In this increasingly digitalised world, privacy was initially neglected for some time, but is now gathering speed. The internet was the no-privacy Wild West, with big social media outlets, advertising companies and government agencies trying to gather whatever was legally (and sometimes even illegally) possible. People, however, are becoming more and more aware of the privacy implications of using the internet and, fortunately, tools do exist to improve the privacy of online browsing. With such tools in place, however, it also becomes more and more difficult to protect an organisation like CERN against remote attacks and user blunder. –
Privacy is important. The amount of data that online giants have collected about us is staggering. Standard web browsing is, by design, leaving traces (you can check these traces on sites like https://clickclickclick.click/ – best with sound on). Embedded “like” buttons and similar third party content make it possible to gather even more information. And even if you have enabled browser privacy add-ons like “Ghostery”, “Privacy Badger”, “uBlock”, “DuckDuckGo Privacy Essentials”, etc., certain of your computer’s parameters and features (operating system, time zone, local language, screen size and color depth, fonts, browser plugins, touch support) still provide sufficient entropy to identify your device among millions of others (check out yours). In a particularly frightening example, an activist group was able to reconstruct the life of a volunteer based only on her Google-stored search history and metadata.

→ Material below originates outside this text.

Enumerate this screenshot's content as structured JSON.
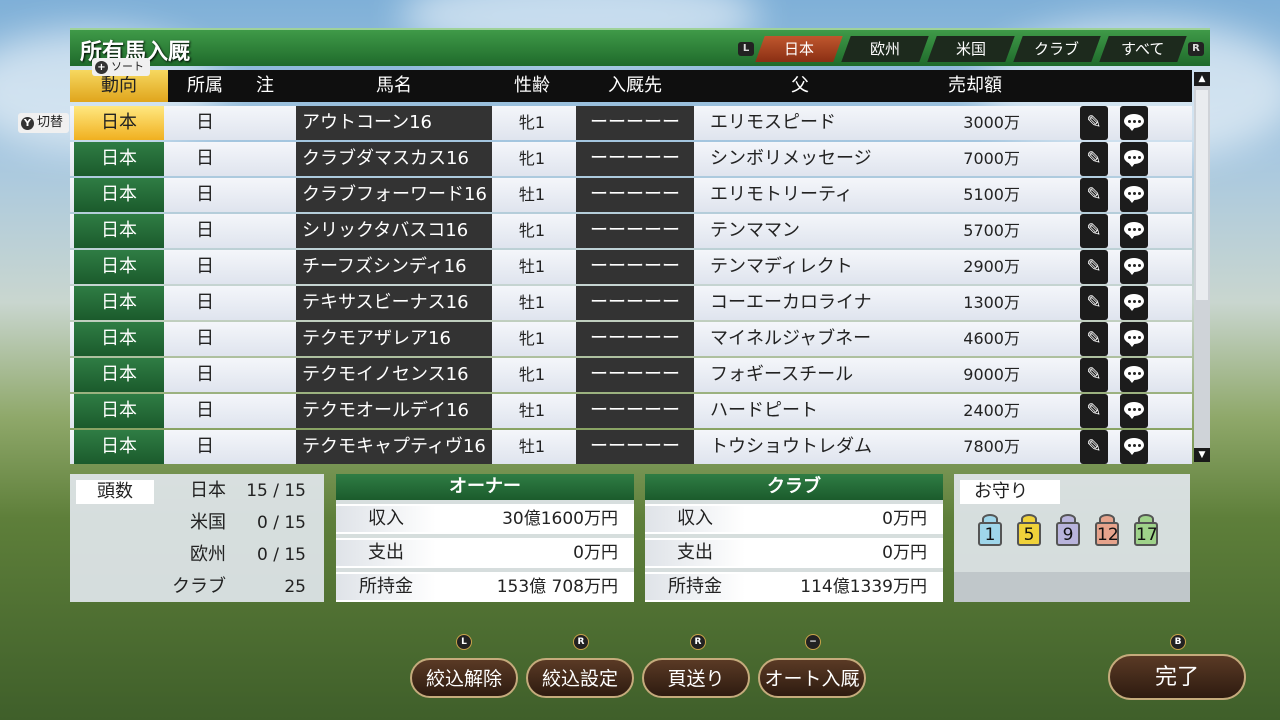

In order to protect your privacy, the use of so-called “secured” protocols like HTTPS, SSH and VPN help in shielding all your communication from eavesdropping by third parties. In addition, Mozilla, Apple and others have proposed and implemented new and more sophisticated (but also intrusive) measures to stop people spying on your network traffic:

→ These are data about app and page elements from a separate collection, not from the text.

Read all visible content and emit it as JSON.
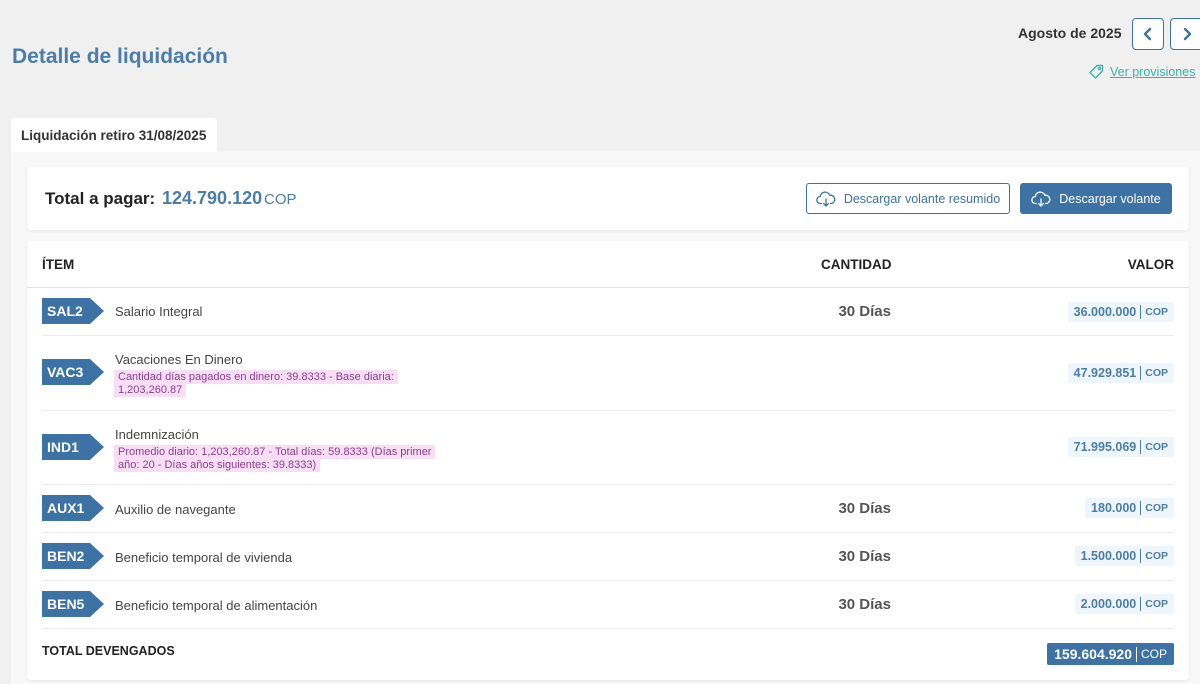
{
  "header": {
    "title": "Detalle de liquidación",
    "period": "Agosto de 2025",
    "provisions_link": "Ver provisiones"
  },
  "tab": {
    "label": "Liquidación retiro 31/08/2025"
  },
  "summary": {
    "total_label": "Total a pagar:",
    "total_amount": "124.790.120",
    "currency": "COP",
    "download_summary_label": "Descargar volante resumido",
    "download_label": "Descargar volante"
  },
  "table": {
    "headers": {
      "item": "ÍTEM",
      "quantity": "CANTIDAD",
      "value": "VALOR"
    },
    "rows": [
      {
        "code": "SAL2",
        "name": "Salario Integral",
        "detail": "",
        "quantity": "30 Días",
        "value": "36.000.000",
        "currency": "COP"
      },
      {
        "code": "VAC3",
        "name": "Vacaciones En Dinero",
        "detail": "Cantidad días pagados en dinero: 39.8333 - Base diaria: 1,203,260.87",
        "quantity": "",
        "value": "47.929.851",
        "currency": "COP"
      },
      {
        "code": "IND1",
        "name": "Indemnización",
        "detail": "Promedio diario: 1,203,260.87 - Total días: 59.8333 (Días primer año: 20 - Días años siguientes: 39.8333)",
        "quantity": "",
        "value": "71.995.069",
        "currency": "COP"
      },
      {
        "code": "AUX1",
        "name": "Auxilio de navegante",
        "detail": "",
        "quantity": "30 Días",
        "value": "180.000",
        "currency": "COP"
      },
      {
        "code": "BEN2",
        "name": "Beneficio temporal de vivienda",
        "detail": "",
        "quantity": "30 Días",
        "value": "1.500.000",
        "currency": "COP"
      },
      {
        "code": "BEN5",
        "name": "Beneficio temporal de alimentación",
        "detail": "",
        "quantity": "30 Días",
        "value": "2.000.000",
        "currency": "COP"
      }
    ],
    "total": {
      "label": "TOTAL DEVENGADOS",
      "value": "159.604.920",
      "currency": "COP"
    }
  },
  "colors": {
    "primary": "#3d72a4",
    "title": "#4a7ea8",
    "link": "#38b2ac",
    "detail_bg": "#f8def4",
    "detail_text": "#8a3f8f"
  },
  "icons": {
    "prev": "chevron-left-icon",
    "next": "chevron-right-icon",
    "provisions": "tag-icon",
    "download": "cloud-download-icon"
  }
}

- Mozilla, in collaboration with Cloudflare, provides a browser option to funnel all your DNS requests, i.e. the task of resolving an IP address to a domain name and vice versa, via HTTPS to their DNS servers (“DNS-over-HTTPS” or, for short, “DoH”) instead of using local ones. Google offers the same through their 22.214.171.124 DNS resolver. This prevents third parties (other than Cloudflare or Google, of course) collecting the domain names your device wanted to access.
- Some other companies have started to randomise so-called MAC addresses, i.e. the normally unique IDs of every device. These “Private Wi-Fi addresses” (term used by Apple) hinder Wi-Fi infrastructure providers’ efforts to trace a device, as the unique identifier is now randomised and varies often.
- Just recently, Apple introduced “iCloud Private Relay”, which spawns a Virtual Private Network (VPN) to Apple’s servers in order to hide local IP addresses and stop any traffic being exposed to third parties.
Dilemma 1. You face a dilemma, however, as DoH, VPN, and “iCloud Private Relay” might not work when connecting to CERN-internal services, as those measures tunnel to outside CERN. Similarly when using “Private Wi-Fi addresses”, as by changing quickly they prevent your device from connecting to CERN’s Wi-Fi network. The CERN Wi-Fi network requires a permanent, fixed MAC address (hence, please disable this feature in the Wi-Fi settings for the CERN network (“CERN SSID”)).
Dilemma 2. The CERN Computer Security team faces a dilemma, too. While we value your privacy, all of these privacy measures hinder our efforts to do our job, namely to protect the Organization and to protect your devices against any kind of cyberattack. With secured channels – HTTPS, VPN, DoH – we are less able to detect whether your device is connecting to some malicious domains, being redirected to spooky websites or downloading data with dangerous contents. And being blind conflicts directly with our objective to keep your device, and the Organization, secure.
Hence, while we continue to encourage you to use HTTPS, SSH and VPN (as a client at CERN; see also our Bulletin articles on VPN tunnels, “Tunnel Madness”), please refrain from using DoH and Apple’s “iCloud Private Relay” while on the CERN network for the sake of the general protection of the network and its attached devices. If this does not work, we will have to consider blocking these features (but would first need to better understand the collateral damage), and we prefer not to.
Do you want to learn more about computer security incidents and issues at CERN? Follow our Monthly Report. For further information, questions or help, check our website or contact us at Computer.Security@cern.ch.